Task instructions: Go through the entries below and print each one exactly, leaving out pictures.

Records to process:
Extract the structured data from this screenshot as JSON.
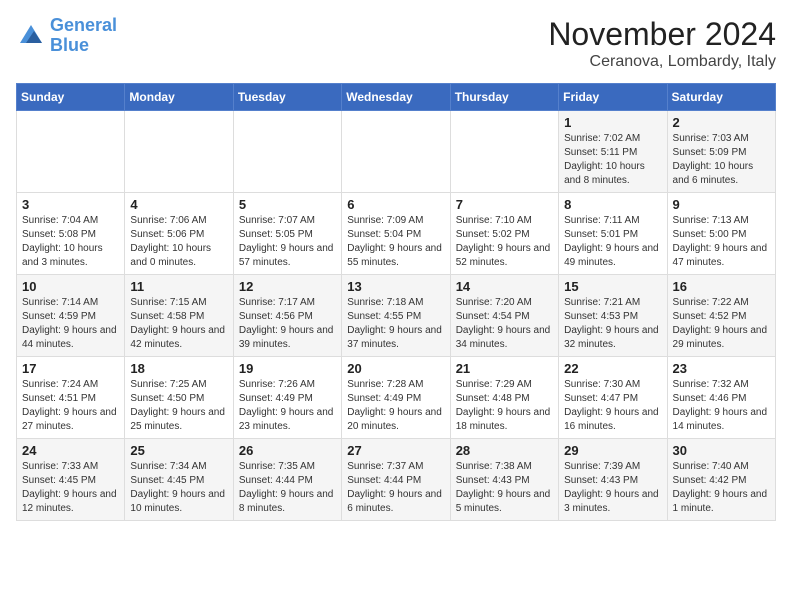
{
  "header": {
    "logo_line1": "General",
    "logo_line2": "Blue",
    "title": "November 2024",
    "subtitle": "Ceranova, Lombardy, Italy"
  },
  "weekdays": [
    "Sunday",
    "Monday",
    "Tuesday",
    "Wednesday",
    "Thursday",
    "Friday",
    "Saturday"
  ],
  "weeks": [
    [
      {
        "day": "",
        "info": ""
      },
      {
        "day": "",
        "info": ""
      },
      {
        "day": "",
        "info": ""
      },
      {
        "day": "",
        "info": ""
      },
      {
        "day": "",
        "info": ""
      },
      {
        "day": "1",
        "info": "Sunrise: 7:02 AM\nSunset: 5:11 PM\nDaylight: 10 hours and 8 minutes."
      },
      {
        "day": "2",
        "info": "Sunrise: 7:03 AM\nSunset: 5:09 PM\nDaylight: 10 hours and 6 minutes."
      }
    ],
    [
      {
        "day": "3",
        "info": "Sunrise: 7:04 AM\nSunset: 5:08 PM\nDaylight: 10 hours and 3 minutes."
      },
      {
        "day": "4",
        "info": "Sunrise: 7:06 AM\nSunset: 5:06 PM\nDaylight: 10 hours and 0 minutes."
      },
      {
        "day": "5",
        "info": "Sunrise: 7:07 AM\nSunset: 5:05 PM\nDaylight: 9 hours and 57 minutes."
      },
      {
        "day": "6",
        "info": "Sunrise: 7:09 AM\nSunset: 5:04 PM\nDaylight: 9 hours and 55 minutes."
      },
      {
        "day": "7",
        "info": "Sunrise: 7:10 AM\nSunset: 5:02 PM\nDaylight: 9 hours and 52 minutes."
      },
      {
        "day": "8",
        "info": "Sunrise: 7:11 AM\nSunset: 5:01 PM\nDaylight: 9 hours and 49 minutes."
      },
      {
        "day": "9",
        "info": "Sunrise: 7:13 AM\nSunset: 5:00 PM\nDaylight: 9 hours and 47 minutes."
      }
    ],
    [
      {
        "day": "10",
        "info": "Sunrise: 7:14 AM\nSunset: 4:59 PM\nDaylight: 9 hours and 44 minutes."
      },
      {
        "day": "11",
        "info": "Sunrise: 7:15 AM\nSunset: 4:58 PM\nDaylight: 9 hours and 42 minutes."
      },
      {
        "day": "12",
        "info": "Sunrise: 7:17 AM\nSunset: 4:56 PM\nDaylight: 9 hours and 39 minutes."
      },
      {
        "day": "13",
        "info": "Sunrise: 7:18 AM\nSunset: 4:55 PM\nDaylight: 9 hours and 37 minutes."
      },
      {
        "day": "14",
        "info": "Sunrise: 7:20 AM\nSunset: 4:54 PM\nDaylight: 9 hours and 34 minutes."
      },
      {
        "day": "15",
        "info": "Sunrise: 7:21 AM\nSunset: 4:53 PM\nDaylight: 9 hours and 32 minutes."
      },
      {
        "day": "16",
        "info": "Sunrise: 7:22 AM\nSunset: 4:52 PM\nDaylight: 9 hours and 29 minutes."
      }
    ],
    [
      {
        "day": "17",
        "info": "Sunrise: 7:24 AM\nSunset: 4:51 PM\nDaylight: 9 hours and 27 minutes."
      },
      {
        "day": "18",
        "info": "Sunrise: 7:25 AM\nSunset: 4:50 PM\nDaylight: 9 hours and 25 minutes."
      },
      {
        "day": "19",
        "info": "Sunrise: 7:26 AM\nSunset: 4:49 PM\nDaylight: 9 hours and 23 minutes."
      },
      {
        "day": "20",
        "info": "Sunrise: 7:28 AM\nSunset: 4:49 PM\nDaylight: 9 hours and 20 minutes."
      },
      {
        "day": "21",
        "info": "Sunrise: 7:29 AM\nSunset: 4:48 PM\nDaylight: 9 hours and 18 minutes."
      },
      {
        "day": "22",
        "info": "Sunrise: 7:30 AM\nSunset: 4:47 PM\nDaylight: 9 hours and 16 minutes."
      },
      {
        "day": "23",
        "info": "Sunrise: 7:32 AM\nSunset: 4:46 PM\nDaylight: 9 hours and 14 minutes."
      }
    ],
    [
      {
        "day": "24",
        "info": "Sunrise: 7:33 AM\nSunset: 4:45 PM\nDaylight: 9 hours and 12 minutes."
      },
      {
        "day": "25",
        "info": "Sunrise: 7:34 AM\nSunset: 4:45 PM\nDaylight: 9 hours and 10 minutes."
      },
      {
        "day": "26",
        "info": "Sunrise: 7:35 AM\nSunset: 4:44 PM\nDaylight: 9 hours and 8 minutes."
      },
      {
        "day": "27",
        "info": "Sunrise: 7:37 AM\nSunset: 4:44 PM\nDaylight: 9 hours and 6 minutes."
      },
      {
        "day": "28",
        "info": "Sunrise: 7:38 AM\nSunset: 4:43 PM\nDaylight: 9 hours and 5 minutes."
      },
      {
        "day": "29",
        "info": "Sunrise: 7:39 AM\nSunset: 4:43 PM\nDaylight: 9 hours and 3 minutes."
      },
      {
        "day": "30",
        "info": "Sunrise: 7:40 AM\nSunset: 4:42 PM\nDaylight: 9 hours and 1 minute."
      }
    ]
  ]
}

Answer to this problem:
Extract the structured data from this screenshot as JSON.
{
  "header": {
    "logo_line1": "General",
    "logo_line2": "Blue",
    "title": "November 2024",
    "subtitle": "Ceranova, Lombardy, Italy"
  },
  "weekdays": [
    "Sunday",
    "Monday",
    "Tuesday",
    "Wednesday",
    "Thursday",
    "Friday",
    "Saturday"
  ],
  "weeks": [
    [
      {
        "day": "",
        "info": ""
      },
      {
        "day": "",
        "info": ""
      },
      {
        "day": "",
        "info": ""
      },
      {
        "day": "",
        "info": ""
      },
      {
        "day": "",
        "info": ""
      },
      {
        "day": "1",
        "info": "Sunrise: 7:02 AM\nSunset: 5:11 PM\nDaylight: 10 hours and 8 minutes."
      },
      {
        "day": "2",
        "info": "Sunrise: 7:03 AM\nSunset: 5:09 PM\nDaylight: 10 hours and 6 minutes."
      }
    ],
    [
      {
        "day": "3",
        "info": "Sunrise: 7:04 AM\nSunset: 5:08 PM\nDaylight: 10 hours and 3 minutes."
      },
      {
        "day": "4",
        "info": "Sunrise: 7:06 AM\nSunset: 5:06 PM\nDaylight: 10 hours and 0 minutes."
      },
      {
        "day": "5",
        "info": "Sunrise: 7:07 AM\nSunset: 5:05 PM\nDaylight: 9 hours and 57 minutes."
      },
      {
        "day": "6",
        "info": "Sunrise: 7:09 AM\nSunset: 5:04 PM\nDaylight: 9 hours and 55 minutes."
      },
      {
        "day": "7",
        "info": "Sunrise: 7:10 AM\nSunset: 5:02 PM\nDaylight: 9 hours and 52 minutes."
      },
      {
        "day": "8",
        "info": "Sunrise: 7:11 AM\nSunset: 5:01 PM\nDaylight: 9 hours and 49 minutes."
      },
      {
        "day": "9",
        "info": "Sunrise: 7:13 AM\nSunset: 5:00 PM\nDaylight: 9 hours and 47 minutes."
      }
    ],
    [
      {
        "day": "10",
        "info": "Sunrise: 7:14 AM\nSunset: 4:59 PM\nDaylight: 9 hours and 44 minutes."
      },
      {
        "day": "11",
        "info": "Sunrise: 7:15 AM\nSunset: 4:58 PM\nDaylight: 9 hours and 42 minutes."
      },
      {
        "day": "12",
        "info": "Sunrise: 7:17 AM\nSunset: 4:56 PM\nDaylight: 9 hours and 39 minutes."
      },
      {
        "day": "13",
        "info": "Sunrise: 7:18 AM\nSunset: 4:55 PM\nDaylight: 9 hours and 37 minutes."
      },
      {
        "day": "14",
        "info": "Sunrise: 7:20 AM\nSunset: 4:54 PM\nDaylight: 9 hours and 34 minutes."
      },
      {
        "day": "15",
        "info": "Sunrise: 7:21 AM\nSunset: 4:53 PM\nDaylight: 9 hours and 32 minutes."
      },
      {
        "day": "16",
        "info": "Sunrise: 7:22 AM\nSunset: 4:52 PM\nDaylight: 9 hours and 29 minutes."
      }
    ],
    [
      {
        "day": "17",
        "info": "Sunrise: 7:24 AM\nSunset: 4:51 PM\nDaylight: 9 hours and 27 minutes."
      },
      {
        "day": "18",
        "info": "Sunrise: 7:25 AM\nSunset: 4:50 PM\nDaylight: 9 hours and 25 minutes."
      },
      {
        "day": "19",
        "info": "Sunrise: 7:26 AM\nSunset: 4:49 PM\nDaylight: 9 hours and 23 minutes."
      },
      {
        "day": "20",
        "info": "Sunrise: 7:28 AM\nSunset: 4:49 PM\nDaylight: 9 hours and 20 minutes."
      },
      {
        "day": "21",
        "info": "Sunrise: 7:29 AM\nSunset: 4:48 PM\nDaylight: 9 hours and 18 minutes."
      },
      {
        "day": "22",
        "info": "Sunrise: 7:30 AM\nSunset: 4:47 PM\nDaylight: 9 hours and 16 minutes."
      },
      {
        "day": "23",
        "info": "Sunrise: 7:32 AM\nSunset: 4:46 PM\nDaylight: 9 hours and 14 minutes."
      }
    ],
    [
      {
        "day": "24",
        "info": "Sunrise: 7:33 AM\nSunset: 4:45 PM\nDaylight: 9 hours and 12 minutes."
      },
      {
        "day": "25",
        "info": "Sunrise: 7:34 AM\nSunset: 4:45 PM\nDaylight: 9 hours and 10 minutes."
      },
      {
        "day": "26",
        "info": "Sunrise: 7:35 AM\nSunset: 4:44 PM\nDaylight: 9 hours and 8 minutes."
      },
      {
        "day": "27",
        "info": "Sunrise: 7:37 AM\nSunset: 4:44 PM\nDaylight: 9 hours and 6 minutes."
      },
      {
        "day": "28",
        "info": "Sunrise: 7:38 AM\nSunset: 4:43 PM\nDaylight: 9 hours and 5 minutes."
      },
      {
        "day": "29",
        "info": "Sunrise: 7:39 AM\nSunset: 4:43 PM\nDaylight: 9 hours and 3 minutes."
      },
      {
        "day": "30",
        "info": "Sunrise: 7:40 AM\nSunset: 4:42 PM\nDaylight: 9 hours and 1 minute."
      }
    ]
  ]
}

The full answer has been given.